<
>

Randall Cobb won't replace DeAndre Hopkins, but he fills a Texans need

play
Where do the Texans go after trading Hopkins? (0:53)

Sarah Barshop recounts the Texans' decision to trade DeAndre Hopkins and sign Randall Cobb. (0:53)

HOUSTON -- Randall Cobb is not a replacement for DeAndre Hopkins, but he knows many people might look to him as one.

Cobb agreed to terms with the Houston Texans on the first day of the legal negotiating period, the same day coach and general manager Bill O’Brien traded away Hopkins, a three-time first-team All-Pro.

“I think obviously with DeAndre [Hopkins] leaving, it’s going to be a lot of eyes on all three of us [wide receivers Will Fuller, Kenny Stills and Cobb] to step up and make some plays,” Cobb said in a teleconference with Houston media on Friday. “In particular me, because a lot of people are looking at me coming in and being a replacement, even though me and DeAndre are two totally different types of receivers.”

Instead, Cobb is likely a replacement for 2018 fourth-round pick Keke Coutee, who struggled in his second season and was a healthy scratch in several games after O’Brien said Coutee needed to be better with his attention to detail in practice.

Cobb, who had 55 catches for 828 yards in 15 games last season for the Dallas Cowboys, finally gives O’Brien a reliable slot receiver, a position the Texans have struggled to fill since the coach was hired in 2014. Since that year, the Texans have had a long list of fill-ins who have not had very much success in the role: Damaris Johnson, Cecil Shorts III, Braxton Miller, Bruce Ellington, DeAndre Carter and Coutee.

The Texans gave Cobb a relatively large contract, paying him $27 million over three years, with $19 million guaranteed at signing. As a comparison, last year the Tennessee Titans signed slot receiver Adam Humphries for $36 million over four years with $19 million guaranteed. Humphries, who had 37 catches for 374 yards and two touchdowns in 10 games last season, is three years younger than Cobb.

Cobb said one reason he picked Houston was because of the opportunities O'Brien will give him to do things similar to what he did when he played for the Packers, the team with which he spent his first eight seasons. The other was the chance to play with a quarterback he believes can take the Texans to the Super Bowl.

“The reason I picked the Texans is obviously you look at what they’ve been able to do over the past few years,” Cobb said. “Went to the playoffs four of the past five times. At this point in my career, I still don’t have a ring, so I want to be in a situation where I have that possibility. And I think when you look at Deshaun [Watson] and what he’s been able to do since he’s been in the league.

“I’ve been really impressed from afar, watching him. He has tremendous ability, and he’s a winner. He’s won at every level. ... I think he has that ability to take us to a Super Bowl, and I want to be a part of something special with him.”

Fuller, Stills and Cobb will get some company, however.

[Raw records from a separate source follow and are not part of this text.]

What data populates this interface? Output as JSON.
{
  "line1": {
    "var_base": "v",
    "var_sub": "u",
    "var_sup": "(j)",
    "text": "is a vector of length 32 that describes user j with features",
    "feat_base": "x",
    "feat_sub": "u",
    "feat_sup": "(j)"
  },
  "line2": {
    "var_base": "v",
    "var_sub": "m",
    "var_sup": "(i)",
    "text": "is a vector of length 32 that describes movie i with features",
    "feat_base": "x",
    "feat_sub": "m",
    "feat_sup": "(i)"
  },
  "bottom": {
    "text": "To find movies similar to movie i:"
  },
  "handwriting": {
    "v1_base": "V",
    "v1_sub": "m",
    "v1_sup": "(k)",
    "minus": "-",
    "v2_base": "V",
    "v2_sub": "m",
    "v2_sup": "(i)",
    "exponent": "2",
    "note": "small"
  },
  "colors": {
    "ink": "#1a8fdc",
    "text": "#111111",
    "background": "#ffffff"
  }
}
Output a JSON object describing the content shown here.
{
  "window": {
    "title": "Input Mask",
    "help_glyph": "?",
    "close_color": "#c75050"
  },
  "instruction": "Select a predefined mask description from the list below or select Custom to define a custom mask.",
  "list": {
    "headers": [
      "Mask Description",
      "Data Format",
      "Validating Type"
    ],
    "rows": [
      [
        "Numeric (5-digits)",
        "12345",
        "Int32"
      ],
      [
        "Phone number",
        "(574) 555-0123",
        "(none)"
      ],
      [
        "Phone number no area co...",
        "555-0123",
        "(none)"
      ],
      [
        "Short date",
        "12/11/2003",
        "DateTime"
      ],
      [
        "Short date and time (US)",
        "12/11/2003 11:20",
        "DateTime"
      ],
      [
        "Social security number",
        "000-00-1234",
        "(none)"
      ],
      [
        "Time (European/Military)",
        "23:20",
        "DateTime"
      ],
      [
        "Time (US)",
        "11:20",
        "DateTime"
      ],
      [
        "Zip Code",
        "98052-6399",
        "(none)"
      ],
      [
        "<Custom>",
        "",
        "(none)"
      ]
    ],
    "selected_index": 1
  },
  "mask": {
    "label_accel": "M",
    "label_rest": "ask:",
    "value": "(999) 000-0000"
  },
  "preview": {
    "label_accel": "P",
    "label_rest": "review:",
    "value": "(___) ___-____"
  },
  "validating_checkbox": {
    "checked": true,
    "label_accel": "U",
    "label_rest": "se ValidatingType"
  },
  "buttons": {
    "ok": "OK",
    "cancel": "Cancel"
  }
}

Now that the first wave of free agency is done and the NFL draft is less than a month away, here are three options the Texans could look at with their top draft pick (No. 40, received from Arizona in the trade for Hopkins):

Brandon Aiyuk, Arizona State

In 2019 at ASU, Aiyuk averaged 18.3 yards per catch with eight touchdowns. He has a big catch radius and could also help the Texans on kickoff and punt returns. Aiyuk has the ability to run after the catch and said at the combine, “With my running back background, I feel like after I catch the football, I transition back into that running back I used to be.”

Tee Higgins, Clemson

Higgins might not be on the board if Houston holds at No. 40, but the 6-foot-3 receiver is a good route runner and could be an excellent red zone target for Watson. ESPN’s Mel Kiper Jr. has Higgins going in the first round in his latest mock draft, where he touts Higgins’ “elite ball skills." In 2019, Higgins had 59 catches for 1,167 yards (an average of 19.8 yards per reception) and 13 touchdowns at Clemson.

Laviska Shenault Jr., Colorado

Shenault is a versatile receiver who plays with a lot of physicality. He has strong hands and good body control. Last month, ESPN’s Adam Schefter reported that Shenault would have surgery to repair a core muscle injury, but that could mean he's still on the board for the Texans at No. 40. In 2019, Shenault had 56 catches for 764 yards and four touchdowns for Colorado.